Or so you'd think! Technology may change rapidly, but old business models change slowly. Some of the people involved with making and promoting movies are still -- yes, in 2010, still -- unsure what to do about the Internet. Just a few weeks ago, Disney decided it didn't want online critics at advance screenings for You Again, while critics working for print publications and TV shows were welcome. That sort of segregation used to be more common -- 20th Century Fox went through a phase of anti-Internet sentiments a few years ago -- but it still happens occasionally even now.
It isn't because there are major differences between print and online critics. Newspaper critics generally aren't free to use swear words (although the ones who write for alt-weeklies are), while online critics can use whatever potty language they want (although many choose not to). Print critics have space limitations that Internet writers don't. Then again, newspaper critics also have copy editors and several other layers of gatekeepers, something that very, very few websites have.
The only significant difference is that online critics can (and often will) publish reviews immediately after seeing a movie, while newspapers generally wait until opening day. This makes some studios nervous, and online critics are often reminded not to jump the gun. Most of them comply, and of course the studios are justified in disinviting any critic who doesn't follow the rules.

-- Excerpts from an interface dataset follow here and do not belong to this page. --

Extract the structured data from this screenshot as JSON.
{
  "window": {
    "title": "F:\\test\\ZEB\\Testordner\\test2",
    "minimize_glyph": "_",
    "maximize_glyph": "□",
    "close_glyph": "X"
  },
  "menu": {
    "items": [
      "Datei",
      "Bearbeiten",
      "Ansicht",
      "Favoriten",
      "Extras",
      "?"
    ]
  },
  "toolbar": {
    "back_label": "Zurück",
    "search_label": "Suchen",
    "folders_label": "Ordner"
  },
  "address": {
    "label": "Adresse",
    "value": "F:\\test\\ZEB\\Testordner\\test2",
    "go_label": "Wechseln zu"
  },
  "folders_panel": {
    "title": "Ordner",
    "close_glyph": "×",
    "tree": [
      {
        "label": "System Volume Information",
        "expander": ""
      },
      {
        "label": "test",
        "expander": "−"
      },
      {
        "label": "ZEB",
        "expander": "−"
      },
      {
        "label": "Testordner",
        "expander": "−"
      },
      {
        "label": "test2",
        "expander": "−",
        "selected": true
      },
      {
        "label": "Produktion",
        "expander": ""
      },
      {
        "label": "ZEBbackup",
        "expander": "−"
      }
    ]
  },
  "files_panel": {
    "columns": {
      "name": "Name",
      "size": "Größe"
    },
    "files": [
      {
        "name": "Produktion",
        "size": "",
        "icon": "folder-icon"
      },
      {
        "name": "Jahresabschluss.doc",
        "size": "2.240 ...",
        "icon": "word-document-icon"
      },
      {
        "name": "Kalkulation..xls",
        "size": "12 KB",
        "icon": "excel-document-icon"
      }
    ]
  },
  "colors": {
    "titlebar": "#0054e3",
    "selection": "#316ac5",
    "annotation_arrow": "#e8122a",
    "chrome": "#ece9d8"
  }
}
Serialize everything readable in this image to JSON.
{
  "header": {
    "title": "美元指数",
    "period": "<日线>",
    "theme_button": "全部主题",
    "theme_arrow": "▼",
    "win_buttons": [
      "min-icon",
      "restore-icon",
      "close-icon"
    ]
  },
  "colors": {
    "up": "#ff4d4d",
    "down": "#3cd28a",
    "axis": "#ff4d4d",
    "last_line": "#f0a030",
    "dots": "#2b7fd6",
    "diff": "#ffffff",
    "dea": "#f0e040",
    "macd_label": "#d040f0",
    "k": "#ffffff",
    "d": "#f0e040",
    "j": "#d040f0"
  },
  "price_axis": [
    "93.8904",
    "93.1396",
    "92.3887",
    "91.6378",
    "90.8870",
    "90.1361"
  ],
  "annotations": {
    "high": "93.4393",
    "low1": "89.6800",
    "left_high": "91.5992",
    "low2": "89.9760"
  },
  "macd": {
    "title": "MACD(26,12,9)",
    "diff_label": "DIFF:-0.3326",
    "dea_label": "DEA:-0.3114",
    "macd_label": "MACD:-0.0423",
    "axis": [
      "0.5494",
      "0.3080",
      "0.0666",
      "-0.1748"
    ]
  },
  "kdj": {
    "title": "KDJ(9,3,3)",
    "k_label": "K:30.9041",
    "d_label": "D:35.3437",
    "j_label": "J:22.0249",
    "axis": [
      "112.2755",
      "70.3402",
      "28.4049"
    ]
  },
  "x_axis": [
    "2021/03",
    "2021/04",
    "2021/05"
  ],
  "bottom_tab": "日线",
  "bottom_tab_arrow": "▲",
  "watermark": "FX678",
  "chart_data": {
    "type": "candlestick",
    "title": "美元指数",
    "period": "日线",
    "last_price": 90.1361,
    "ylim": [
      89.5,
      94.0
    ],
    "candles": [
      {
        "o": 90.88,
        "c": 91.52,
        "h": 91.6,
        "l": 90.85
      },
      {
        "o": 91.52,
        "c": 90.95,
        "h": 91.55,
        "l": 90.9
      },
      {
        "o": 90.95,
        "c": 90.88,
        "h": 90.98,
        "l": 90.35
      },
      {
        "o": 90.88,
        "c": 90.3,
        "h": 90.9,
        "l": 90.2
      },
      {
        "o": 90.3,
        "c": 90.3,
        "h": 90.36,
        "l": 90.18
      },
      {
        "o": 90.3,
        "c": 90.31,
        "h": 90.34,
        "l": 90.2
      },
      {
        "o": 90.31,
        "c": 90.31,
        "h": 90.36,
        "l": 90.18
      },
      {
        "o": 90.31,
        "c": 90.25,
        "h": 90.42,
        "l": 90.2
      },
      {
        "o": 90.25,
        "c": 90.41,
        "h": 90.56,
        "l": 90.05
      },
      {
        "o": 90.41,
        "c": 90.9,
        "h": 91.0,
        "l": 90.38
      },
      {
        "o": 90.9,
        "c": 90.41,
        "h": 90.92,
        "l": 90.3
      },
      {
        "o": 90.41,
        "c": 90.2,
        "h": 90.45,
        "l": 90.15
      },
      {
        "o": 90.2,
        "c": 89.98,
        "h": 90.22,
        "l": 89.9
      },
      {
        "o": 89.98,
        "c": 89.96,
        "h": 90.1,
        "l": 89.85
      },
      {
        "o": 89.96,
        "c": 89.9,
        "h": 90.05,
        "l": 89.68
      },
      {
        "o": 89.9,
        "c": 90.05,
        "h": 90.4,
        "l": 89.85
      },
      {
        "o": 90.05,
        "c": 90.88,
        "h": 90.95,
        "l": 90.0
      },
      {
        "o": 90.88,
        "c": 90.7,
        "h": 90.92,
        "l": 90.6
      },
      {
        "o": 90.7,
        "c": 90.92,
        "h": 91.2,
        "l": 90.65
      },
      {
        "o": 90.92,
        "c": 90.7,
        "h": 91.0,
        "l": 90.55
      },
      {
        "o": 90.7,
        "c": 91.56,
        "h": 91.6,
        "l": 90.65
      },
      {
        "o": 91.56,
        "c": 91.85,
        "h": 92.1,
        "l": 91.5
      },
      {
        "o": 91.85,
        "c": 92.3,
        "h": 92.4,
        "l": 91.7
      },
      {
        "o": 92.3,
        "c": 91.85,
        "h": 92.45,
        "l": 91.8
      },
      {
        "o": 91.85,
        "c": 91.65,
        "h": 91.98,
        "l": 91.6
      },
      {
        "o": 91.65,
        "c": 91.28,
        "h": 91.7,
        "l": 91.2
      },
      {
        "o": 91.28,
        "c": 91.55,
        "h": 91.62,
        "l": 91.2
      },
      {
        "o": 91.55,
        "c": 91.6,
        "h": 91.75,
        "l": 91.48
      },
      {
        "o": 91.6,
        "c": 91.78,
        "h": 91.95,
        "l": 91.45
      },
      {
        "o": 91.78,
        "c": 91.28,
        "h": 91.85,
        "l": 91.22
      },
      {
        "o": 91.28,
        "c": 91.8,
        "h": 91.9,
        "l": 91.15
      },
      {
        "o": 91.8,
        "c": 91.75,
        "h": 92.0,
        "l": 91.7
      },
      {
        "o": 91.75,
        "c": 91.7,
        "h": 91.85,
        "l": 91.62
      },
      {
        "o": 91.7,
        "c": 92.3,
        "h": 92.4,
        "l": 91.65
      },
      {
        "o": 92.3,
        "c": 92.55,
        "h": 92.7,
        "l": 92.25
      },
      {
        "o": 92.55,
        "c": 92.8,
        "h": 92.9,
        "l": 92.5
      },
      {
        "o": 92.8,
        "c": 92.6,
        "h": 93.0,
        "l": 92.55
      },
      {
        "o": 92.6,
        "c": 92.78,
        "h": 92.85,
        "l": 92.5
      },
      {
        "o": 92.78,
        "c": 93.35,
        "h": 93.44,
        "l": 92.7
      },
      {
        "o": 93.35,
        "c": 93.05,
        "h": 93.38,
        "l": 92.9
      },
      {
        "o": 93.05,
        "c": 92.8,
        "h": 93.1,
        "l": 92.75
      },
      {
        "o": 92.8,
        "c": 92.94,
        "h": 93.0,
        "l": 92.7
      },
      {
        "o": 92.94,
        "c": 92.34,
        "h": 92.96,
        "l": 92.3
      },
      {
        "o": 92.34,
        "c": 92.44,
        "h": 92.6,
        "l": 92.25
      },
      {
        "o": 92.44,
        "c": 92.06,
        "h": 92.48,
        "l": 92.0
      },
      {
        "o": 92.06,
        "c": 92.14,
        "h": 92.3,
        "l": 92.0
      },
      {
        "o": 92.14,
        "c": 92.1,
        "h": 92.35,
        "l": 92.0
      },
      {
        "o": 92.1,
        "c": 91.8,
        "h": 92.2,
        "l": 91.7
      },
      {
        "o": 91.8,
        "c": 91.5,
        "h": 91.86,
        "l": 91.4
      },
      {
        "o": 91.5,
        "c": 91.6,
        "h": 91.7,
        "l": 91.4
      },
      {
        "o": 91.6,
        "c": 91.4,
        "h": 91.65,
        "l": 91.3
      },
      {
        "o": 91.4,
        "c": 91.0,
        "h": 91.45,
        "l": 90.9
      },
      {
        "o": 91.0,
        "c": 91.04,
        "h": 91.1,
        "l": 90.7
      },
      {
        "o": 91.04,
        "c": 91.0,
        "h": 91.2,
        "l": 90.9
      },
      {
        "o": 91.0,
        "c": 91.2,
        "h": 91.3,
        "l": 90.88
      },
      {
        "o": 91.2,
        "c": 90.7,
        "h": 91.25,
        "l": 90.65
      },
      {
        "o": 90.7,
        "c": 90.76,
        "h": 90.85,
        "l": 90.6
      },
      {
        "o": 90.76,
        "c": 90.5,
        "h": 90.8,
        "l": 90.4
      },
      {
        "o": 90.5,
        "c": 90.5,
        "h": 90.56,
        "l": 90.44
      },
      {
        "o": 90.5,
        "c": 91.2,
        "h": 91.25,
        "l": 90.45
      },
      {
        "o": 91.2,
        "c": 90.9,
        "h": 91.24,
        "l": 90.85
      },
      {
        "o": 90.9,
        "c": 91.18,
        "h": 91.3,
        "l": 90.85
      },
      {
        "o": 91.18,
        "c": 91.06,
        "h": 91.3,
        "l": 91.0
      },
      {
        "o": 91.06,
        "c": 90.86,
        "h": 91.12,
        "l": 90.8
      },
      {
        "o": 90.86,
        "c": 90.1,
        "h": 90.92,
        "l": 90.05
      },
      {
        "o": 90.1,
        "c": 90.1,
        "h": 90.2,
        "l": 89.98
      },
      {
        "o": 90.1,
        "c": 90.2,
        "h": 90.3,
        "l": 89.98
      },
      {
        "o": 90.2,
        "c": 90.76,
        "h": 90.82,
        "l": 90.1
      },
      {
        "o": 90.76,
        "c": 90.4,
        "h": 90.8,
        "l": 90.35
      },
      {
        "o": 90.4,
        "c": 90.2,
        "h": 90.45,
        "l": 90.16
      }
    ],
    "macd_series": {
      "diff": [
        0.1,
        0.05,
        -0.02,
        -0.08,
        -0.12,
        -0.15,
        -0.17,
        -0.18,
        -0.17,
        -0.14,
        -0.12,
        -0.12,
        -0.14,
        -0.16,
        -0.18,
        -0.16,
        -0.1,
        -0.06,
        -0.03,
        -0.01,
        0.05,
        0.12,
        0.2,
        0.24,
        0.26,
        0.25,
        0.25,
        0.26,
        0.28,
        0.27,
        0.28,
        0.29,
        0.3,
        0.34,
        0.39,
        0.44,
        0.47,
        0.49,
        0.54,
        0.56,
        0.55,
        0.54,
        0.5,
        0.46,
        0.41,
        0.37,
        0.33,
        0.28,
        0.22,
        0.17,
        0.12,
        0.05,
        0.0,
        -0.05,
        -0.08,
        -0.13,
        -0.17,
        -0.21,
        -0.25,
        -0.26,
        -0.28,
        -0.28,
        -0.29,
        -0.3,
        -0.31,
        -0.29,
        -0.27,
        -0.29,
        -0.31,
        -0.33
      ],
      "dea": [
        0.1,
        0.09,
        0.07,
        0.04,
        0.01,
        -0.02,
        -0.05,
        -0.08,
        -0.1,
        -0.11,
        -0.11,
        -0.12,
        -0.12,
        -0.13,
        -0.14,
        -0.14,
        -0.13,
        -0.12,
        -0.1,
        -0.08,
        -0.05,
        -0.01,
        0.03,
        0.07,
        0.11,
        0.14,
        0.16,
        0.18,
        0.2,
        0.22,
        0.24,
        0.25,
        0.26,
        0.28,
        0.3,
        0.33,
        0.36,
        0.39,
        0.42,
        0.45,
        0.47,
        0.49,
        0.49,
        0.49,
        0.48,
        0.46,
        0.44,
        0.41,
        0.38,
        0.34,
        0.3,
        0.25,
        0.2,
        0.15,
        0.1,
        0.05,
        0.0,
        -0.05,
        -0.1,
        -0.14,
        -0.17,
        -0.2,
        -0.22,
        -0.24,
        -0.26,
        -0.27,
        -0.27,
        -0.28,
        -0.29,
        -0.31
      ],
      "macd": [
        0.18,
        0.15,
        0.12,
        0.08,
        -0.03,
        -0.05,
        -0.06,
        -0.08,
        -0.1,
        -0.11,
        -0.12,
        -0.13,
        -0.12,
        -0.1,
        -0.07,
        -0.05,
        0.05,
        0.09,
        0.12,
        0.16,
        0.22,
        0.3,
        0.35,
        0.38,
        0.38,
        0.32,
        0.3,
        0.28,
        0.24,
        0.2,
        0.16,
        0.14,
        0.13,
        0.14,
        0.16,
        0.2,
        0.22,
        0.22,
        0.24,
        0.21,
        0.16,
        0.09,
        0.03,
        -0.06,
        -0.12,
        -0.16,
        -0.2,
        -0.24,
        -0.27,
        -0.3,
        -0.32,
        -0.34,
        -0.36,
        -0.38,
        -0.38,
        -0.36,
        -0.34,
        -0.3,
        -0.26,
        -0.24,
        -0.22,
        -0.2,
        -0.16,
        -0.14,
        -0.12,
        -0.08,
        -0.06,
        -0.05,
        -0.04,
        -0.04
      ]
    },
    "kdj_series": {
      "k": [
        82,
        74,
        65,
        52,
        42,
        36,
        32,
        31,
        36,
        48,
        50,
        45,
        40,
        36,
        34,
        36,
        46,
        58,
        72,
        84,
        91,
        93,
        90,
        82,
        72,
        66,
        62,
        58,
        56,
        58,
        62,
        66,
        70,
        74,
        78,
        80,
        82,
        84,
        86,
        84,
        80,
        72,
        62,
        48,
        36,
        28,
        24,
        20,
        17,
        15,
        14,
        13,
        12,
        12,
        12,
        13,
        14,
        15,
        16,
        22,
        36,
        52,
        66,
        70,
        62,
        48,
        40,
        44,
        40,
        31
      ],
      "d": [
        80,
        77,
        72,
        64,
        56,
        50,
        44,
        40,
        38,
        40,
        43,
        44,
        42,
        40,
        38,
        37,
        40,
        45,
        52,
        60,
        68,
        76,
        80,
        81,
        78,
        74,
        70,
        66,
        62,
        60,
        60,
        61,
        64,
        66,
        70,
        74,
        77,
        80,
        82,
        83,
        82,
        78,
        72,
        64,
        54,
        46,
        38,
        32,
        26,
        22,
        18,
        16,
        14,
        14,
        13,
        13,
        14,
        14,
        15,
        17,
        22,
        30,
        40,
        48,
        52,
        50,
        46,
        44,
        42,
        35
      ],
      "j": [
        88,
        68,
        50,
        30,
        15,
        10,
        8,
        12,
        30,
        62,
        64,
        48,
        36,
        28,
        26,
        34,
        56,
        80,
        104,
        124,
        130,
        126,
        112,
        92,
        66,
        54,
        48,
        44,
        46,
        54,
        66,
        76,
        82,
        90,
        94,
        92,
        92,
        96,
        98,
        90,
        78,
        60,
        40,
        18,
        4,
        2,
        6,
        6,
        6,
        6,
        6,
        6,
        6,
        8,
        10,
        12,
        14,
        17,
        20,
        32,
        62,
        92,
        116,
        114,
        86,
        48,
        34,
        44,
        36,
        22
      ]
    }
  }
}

But even this distinction between print and online is fading -- and it's because print publications are starting to emulate websites. For example, Roger Ebert's reviews appear each Friday in the print version of the Chicago Sun-Times, but they go online Wednesday night at midnight. Papers that run their weekend entertainment sections on Thursday likewise will put that content online late Wednesday night. Newspapers realize that if they are going to survive in the Internet Age, they have to move away from the "one edition every 24 hours and that's it" publication strategy.
Still, there are some superficial differences between newspaper writers and Internet writers. I've worked in both worlds (note: the newspaper world is much more likely to fire you) and still have a few friends on both sides, so I'm able to comment.
Newspaper critic: Has a desk at the office, and the desk has a computer, phone, and stapler on it, and the desk is surrounded by other desks at which other writers sit.
Internet critic: Has a desk in his apartment, and the desk has a computer and a can of Pringles on it, and the desk is surrounded by empty cans of Pringles.
Newspaper critic: Lives in constant fear of being laid off as the newspaper industry continues its decline.
Internet critic: Lives in constant fear of being found dead after neighbors report a strange smell.
Newspaper critic: Probably has a college degree of some kind.
Internet critic: Probably has a favorite college football team of some kind.
Newspaper critic: Often required to abbreviate his reviews in print, thus shortchanging readers of his insights.
Internet critic: Has no space limitations, thus shortchanging readers of their time.
Newspaper critic: Still gets a small thrill when he sees his name in print.
Internet critic: Still gets a small thrill when he sees his username cursed in the flamewar he started.
Internet critic: Figures he's being read because he can see the traffic statistics for his site.
Newspaper critic: Figures he's being read because he saw a homeless guy using his publication for a blanket on the bus.
Internet critic: Is primarily read by the age group that goes to a lot of movies.
Newspaper critic: Is primarily read by the age group that invented movies.